▶ _Task item_: Scan the records for the string "Inferencia"; copy each line where it occurs.

▶ _Interface dataset entries_:
........
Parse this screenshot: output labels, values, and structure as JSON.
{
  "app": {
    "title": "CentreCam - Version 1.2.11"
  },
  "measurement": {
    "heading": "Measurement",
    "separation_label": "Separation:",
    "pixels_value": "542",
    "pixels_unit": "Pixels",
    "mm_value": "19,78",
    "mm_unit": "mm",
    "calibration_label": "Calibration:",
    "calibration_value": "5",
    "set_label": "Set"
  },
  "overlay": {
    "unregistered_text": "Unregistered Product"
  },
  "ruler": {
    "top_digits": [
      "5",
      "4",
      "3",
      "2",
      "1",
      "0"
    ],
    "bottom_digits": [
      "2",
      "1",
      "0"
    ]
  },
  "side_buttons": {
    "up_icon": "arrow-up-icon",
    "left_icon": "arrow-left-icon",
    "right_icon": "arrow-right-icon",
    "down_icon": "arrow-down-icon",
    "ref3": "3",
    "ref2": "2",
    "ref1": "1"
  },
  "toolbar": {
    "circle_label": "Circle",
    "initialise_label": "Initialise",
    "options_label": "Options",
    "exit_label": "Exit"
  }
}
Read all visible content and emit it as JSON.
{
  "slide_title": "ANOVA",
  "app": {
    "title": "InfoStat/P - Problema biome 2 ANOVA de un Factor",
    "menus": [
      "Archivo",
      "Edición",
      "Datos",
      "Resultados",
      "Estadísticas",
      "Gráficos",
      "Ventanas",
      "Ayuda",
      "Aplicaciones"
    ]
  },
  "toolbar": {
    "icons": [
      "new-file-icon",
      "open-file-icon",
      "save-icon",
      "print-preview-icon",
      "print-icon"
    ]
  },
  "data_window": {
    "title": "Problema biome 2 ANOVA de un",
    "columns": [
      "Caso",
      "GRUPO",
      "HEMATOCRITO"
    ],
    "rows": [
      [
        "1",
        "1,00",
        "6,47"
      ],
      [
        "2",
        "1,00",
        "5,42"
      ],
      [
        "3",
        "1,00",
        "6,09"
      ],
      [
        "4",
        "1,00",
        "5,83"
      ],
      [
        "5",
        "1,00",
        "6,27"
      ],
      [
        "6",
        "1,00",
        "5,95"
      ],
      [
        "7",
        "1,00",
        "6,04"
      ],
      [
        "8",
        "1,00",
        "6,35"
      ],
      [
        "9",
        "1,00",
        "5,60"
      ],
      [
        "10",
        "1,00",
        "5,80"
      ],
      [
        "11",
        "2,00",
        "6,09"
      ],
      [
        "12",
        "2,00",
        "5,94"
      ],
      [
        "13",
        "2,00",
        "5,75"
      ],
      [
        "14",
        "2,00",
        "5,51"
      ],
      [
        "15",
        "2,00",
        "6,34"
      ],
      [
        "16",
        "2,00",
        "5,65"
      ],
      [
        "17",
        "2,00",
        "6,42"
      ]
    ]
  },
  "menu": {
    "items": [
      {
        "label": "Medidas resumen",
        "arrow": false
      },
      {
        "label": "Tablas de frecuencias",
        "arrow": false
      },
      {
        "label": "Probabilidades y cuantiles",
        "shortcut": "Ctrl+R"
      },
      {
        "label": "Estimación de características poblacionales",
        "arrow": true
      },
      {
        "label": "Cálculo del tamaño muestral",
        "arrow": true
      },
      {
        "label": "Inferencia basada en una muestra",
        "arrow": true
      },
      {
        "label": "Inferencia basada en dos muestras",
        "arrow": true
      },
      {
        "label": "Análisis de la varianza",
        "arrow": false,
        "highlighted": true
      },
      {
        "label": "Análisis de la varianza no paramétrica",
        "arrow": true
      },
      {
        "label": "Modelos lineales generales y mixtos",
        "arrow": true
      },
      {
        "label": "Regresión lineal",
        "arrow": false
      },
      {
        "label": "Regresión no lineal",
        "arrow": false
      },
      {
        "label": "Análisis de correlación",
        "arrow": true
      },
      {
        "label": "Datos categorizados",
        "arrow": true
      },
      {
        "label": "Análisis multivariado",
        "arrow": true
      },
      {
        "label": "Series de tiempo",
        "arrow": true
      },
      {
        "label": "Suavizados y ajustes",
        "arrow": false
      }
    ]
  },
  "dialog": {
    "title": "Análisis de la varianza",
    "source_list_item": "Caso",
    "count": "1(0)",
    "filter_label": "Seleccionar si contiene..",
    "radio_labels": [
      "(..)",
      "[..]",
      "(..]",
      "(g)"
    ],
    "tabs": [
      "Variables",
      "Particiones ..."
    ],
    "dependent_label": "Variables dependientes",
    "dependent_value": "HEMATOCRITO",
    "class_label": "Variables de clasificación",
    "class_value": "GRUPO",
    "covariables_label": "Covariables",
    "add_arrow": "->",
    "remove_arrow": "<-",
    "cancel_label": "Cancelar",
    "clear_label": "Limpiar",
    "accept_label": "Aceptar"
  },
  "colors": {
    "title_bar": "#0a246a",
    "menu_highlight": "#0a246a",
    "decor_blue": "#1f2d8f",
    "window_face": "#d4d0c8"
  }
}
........
▶ _Expected answer_:
        "label": "Inferencia basada en una muestra",
        "label": "Inferencia basada en dos muestras",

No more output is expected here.